─── DATA SUPPLIED
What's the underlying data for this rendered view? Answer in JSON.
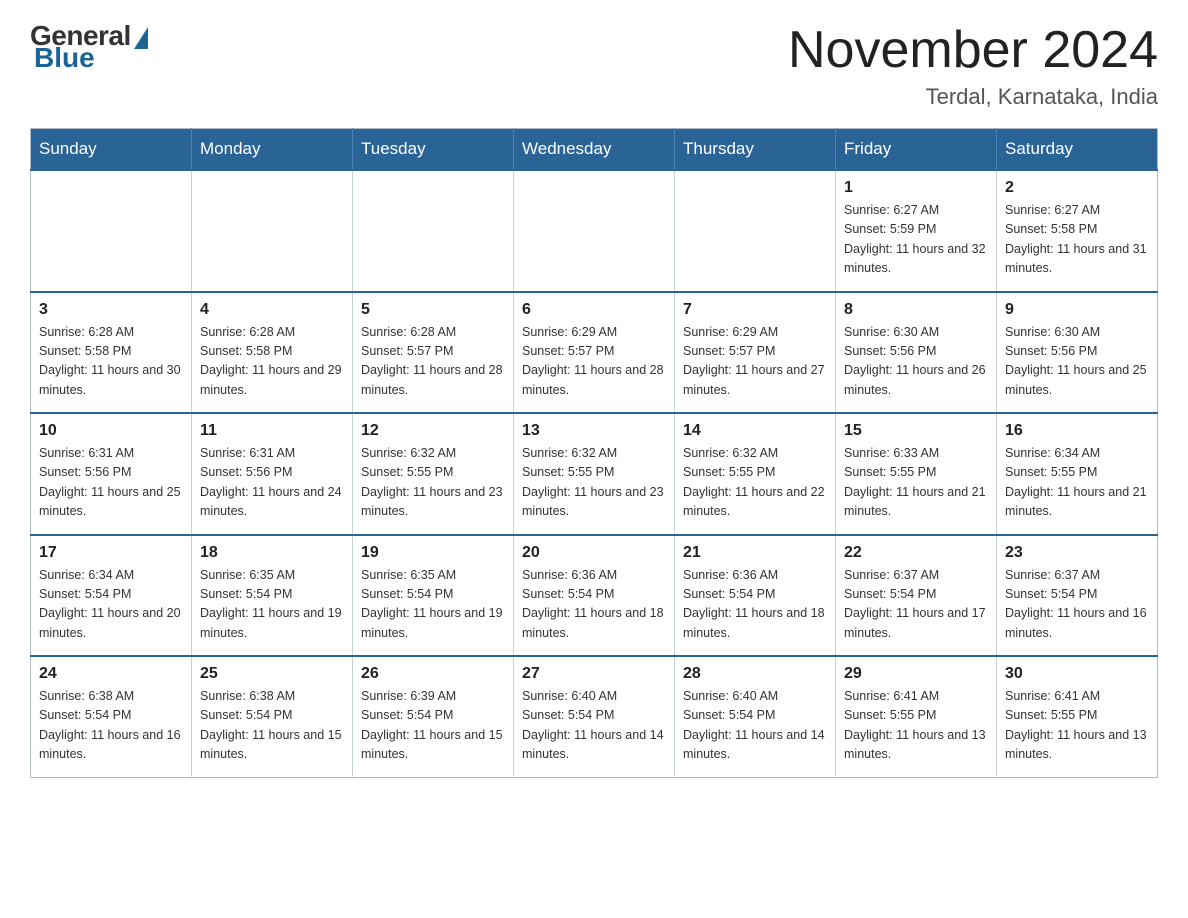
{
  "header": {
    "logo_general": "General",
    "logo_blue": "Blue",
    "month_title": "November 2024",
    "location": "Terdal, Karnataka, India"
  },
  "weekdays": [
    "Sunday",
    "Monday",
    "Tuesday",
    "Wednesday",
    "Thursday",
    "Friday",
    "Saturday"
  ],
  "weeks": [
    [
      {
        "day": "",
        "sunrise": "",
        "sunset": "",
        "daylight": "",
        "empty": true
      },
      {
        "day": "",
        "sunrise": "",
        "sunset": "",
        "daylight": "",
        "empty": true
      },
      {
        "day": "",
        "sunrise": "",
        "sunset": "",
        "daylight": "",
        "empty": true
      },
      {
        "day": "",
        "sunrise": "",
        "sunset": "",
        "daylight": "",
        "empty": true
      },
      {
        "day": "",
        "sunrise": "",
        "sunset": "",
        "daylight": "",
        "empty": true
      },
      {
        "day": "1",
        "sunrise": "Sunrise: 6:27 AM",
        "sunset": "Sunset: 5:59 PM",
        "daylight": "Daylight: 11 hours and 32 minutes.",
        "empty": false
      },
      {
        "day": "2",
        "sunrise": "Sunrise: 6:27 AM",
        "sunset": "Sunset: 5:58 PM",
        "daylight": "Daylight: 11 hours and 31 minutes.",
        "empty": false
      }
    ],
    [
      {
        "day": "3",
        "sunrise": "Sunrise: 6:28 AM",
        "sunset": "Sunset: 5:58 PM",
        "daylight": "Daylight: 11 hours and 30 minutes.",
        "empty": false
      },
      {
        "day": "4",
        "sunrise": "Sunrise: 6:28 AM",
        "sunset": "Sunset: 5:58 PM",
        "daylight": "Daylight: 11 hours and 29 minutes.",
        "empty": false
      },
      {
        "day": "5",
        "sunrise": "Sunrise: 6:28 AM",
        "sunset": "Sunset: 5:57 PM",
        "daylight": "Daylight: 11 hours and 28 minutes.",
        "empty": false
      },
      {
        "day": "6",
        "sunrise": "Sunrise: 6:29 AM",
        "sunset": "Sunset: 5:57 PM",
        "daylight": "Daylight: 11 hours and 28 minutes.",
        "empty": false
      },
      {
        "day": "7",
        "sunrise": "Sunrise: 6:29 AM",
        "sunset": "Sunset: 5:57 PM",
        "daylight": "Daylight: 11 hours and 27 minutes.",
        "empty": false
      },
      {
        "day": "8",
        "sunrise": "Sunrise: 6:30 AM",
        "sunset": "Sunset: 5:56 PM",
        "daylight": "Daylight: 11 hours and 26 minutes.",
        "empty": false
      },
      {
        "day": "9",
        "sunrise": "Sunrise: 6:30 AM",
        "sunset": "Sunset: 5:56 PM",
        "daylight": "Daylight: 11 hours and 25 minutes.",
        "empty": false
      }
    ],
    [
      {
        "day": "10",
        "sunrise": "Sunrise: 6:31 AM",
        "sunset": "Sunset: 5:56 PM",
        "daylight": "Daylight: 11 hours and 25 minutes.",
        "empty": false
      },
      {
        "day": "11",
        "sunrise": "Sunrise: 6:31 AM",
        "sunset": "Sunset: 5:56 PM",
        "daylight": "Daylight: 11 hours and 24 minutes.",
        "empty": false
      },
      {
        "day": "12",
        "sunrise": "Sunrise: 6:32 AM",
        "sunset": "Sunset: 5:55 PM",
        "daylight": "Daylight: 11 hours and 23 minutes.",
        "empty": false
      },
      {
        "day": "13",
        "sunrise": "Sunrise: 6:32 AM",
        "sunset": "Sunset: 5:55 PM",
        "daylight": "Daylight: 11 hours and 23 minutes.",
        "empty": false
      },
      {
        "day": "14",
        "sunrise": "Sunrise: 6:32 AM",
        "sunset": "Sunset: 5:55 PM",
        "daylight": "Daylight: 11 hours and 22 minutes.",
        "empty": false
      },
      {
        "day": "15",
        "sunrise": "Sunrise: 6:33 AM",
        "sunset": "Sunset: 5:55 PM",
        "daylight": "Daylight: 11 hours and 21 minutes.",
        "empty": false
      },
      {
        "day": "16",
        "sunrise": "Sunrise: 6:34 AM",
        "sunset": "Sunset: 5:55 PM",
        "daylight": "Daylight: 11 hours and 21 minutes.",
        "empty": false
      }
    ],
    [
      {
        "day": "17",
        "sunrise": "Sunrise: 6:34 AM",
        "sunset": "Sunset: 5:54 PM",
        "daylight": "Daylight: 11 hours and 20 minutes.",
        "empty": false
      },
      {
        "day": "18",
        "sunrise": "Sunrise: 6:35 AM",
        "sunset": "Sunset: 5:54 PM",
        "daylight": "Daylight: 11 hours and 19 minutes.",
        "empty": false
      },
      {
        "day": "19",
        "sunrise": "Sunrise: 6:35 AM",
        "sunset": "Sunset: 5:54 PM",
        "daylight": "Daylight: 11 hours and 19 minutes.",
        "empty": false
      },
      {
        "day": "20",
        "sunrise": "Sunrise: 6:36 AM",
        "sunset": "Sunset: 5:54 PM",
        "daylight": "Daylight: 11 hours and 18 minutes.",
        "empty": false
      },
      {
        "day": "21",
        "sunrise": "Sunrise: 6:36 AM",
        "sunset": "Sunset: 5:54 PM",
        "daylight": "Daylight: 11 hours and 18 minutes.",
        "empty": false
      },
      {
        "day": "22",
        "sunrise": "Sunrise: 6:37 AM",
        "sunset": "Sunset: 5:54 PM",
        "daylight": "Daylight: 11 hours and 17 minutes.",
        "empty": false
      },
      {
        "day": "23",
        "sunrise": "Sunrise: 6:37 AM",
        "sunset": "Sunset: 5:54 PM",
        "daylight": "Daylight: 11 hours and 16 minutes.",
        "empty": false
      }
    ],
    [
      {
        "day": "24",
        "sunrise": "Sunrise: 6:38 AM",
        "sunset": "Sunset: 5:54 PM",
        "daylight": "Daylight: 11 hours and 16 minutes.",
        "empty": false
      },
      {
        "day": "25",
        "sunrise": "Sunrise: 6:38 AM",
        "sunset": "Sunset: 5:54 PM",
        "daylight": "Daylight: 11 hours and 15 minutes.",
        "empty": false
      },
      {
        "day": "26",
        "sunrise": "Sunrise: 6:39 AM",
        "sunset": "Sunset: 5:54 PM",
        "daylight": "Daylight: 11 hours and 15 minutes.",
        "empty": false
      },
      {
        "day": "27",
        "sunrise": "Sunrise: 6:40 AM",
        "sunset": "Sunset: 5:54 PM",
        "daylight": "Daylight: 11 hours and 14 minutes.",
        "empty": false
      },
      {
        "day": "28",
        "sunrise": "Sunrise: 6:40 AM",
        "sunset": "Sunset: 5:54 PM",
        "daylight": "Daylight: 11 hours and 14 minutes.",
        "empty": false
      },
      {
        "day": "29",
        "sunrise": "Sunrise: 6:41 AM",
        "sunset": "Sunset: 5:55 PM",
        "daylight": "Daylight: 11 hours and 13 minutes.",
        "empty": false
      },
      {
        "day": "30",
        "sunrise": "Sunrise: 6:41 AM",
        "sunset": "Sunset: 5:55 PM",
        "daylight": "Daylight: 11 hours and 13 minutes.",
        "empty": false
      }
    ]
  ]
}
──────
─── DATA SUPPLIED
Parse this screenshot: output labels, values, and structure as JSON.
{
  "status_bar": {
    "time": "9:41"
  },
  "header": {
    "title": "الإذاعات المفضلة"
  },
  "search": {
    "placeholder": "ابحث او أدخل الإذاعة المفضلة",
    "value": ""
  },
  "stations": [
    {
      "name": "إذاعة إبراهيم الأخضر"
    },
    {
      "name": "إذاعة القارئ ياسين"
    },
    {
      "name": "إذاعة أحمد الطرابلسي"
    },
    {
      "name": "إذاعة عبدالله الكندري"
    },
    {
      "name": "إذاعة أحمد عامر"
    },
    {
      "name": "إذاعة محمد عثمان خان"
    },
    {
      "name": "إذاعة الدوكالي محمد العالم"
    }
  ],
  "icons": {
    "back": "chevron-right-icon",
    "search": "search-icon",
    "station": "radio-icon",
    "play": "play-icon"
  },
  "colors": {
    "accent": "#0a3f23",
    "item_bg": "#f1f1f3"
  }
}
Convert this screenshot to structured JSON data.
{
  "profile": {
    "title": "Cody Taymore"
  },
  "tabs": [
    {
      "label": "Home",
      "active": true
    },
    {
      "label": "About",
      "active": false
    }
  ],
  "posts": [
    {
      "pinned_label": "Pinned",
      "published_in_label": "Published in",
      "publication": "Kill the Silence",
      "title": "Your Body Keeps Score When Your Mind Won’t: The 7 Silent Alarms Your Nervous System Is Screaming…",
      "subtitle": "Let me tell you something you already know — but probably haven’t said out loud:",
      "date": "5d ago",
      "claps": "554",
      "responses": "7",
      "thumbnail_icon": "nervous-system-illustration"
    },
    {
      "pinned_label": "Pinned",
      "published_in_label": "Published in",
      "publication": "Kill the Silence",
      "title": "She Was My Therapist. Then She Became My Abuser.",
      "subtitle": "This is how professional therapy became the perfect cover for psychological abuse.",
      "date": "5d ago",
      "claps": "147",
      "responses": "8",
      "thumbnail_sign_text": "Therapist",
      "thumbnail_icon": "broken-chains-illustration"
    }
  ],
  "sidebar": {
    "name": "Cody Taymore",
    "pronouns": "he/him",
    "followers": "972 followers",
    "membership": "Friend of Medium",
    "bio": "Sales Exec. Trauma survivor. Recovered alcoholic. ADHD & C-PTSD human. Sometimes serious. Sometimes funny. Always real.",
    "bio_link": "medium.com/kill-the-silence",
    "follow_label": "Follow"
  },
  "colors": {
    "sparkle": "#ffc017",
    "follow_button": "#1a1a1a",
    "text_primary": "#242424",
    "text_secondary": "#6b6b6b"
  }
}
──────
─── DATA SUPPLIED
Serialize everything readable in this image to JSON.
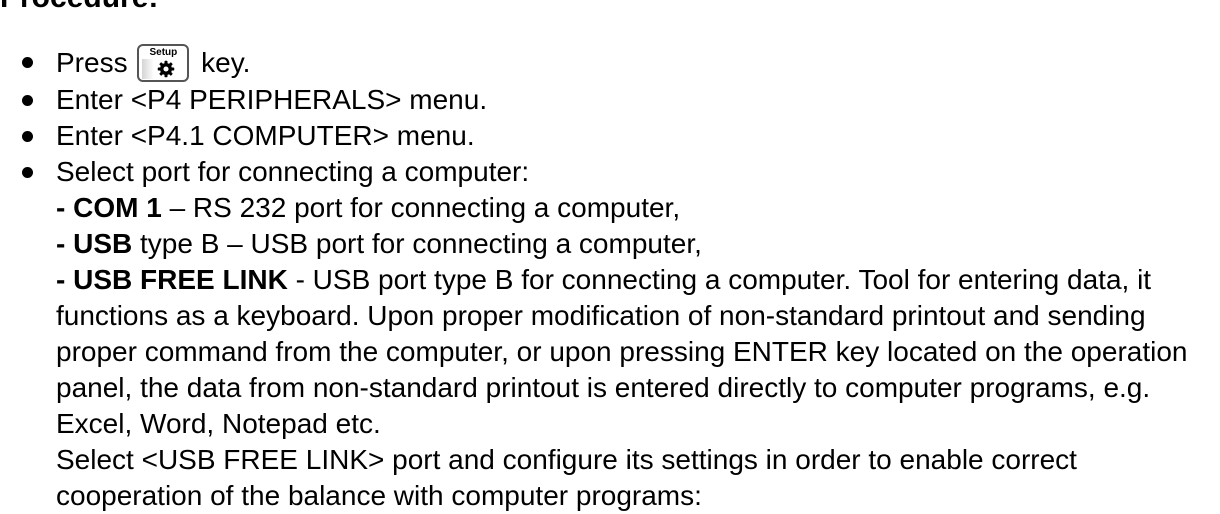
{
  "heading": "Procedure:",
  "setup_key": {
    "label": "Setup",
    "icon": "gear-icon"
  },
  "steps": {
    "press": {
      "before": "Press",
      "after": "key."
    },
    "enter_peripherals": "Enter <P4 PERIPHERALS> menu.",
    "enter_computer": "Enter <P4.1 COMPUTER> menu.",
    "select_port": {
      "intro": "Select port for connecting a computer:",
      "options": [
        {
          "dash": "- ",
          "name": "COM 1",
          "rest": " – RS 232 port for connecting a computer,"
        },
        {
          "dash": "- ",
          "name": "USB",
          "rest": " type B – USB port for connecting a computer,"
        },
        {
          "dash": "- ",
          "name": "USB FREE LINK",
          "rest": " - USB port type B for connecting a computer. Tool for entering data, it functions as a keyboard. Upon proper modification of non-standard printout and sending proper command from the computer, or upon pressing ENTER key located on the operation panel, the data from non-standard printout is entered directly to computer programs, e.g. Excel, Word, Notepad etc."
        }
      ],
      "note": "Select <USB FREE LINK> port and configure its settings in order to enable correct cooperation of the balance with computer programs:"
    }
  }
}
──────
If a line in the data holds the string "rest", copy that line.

**EXERCISE RESPONSE**
          "rest": " – RS 232 port for connecting a computer,"
          "rest": " type B – USB port for connecting a computer,"
          "rest": " - USB port type B for connecting a computer. Tool for entering data, it functions as a keyboard. Upon proper modification of non-standard printout and sending proper command from the computer, or upon pressing ENTER key located on the operation panel, the data from non-standard printout is entered directly to computer programs, e.g. Excel, Word, Notepad etc."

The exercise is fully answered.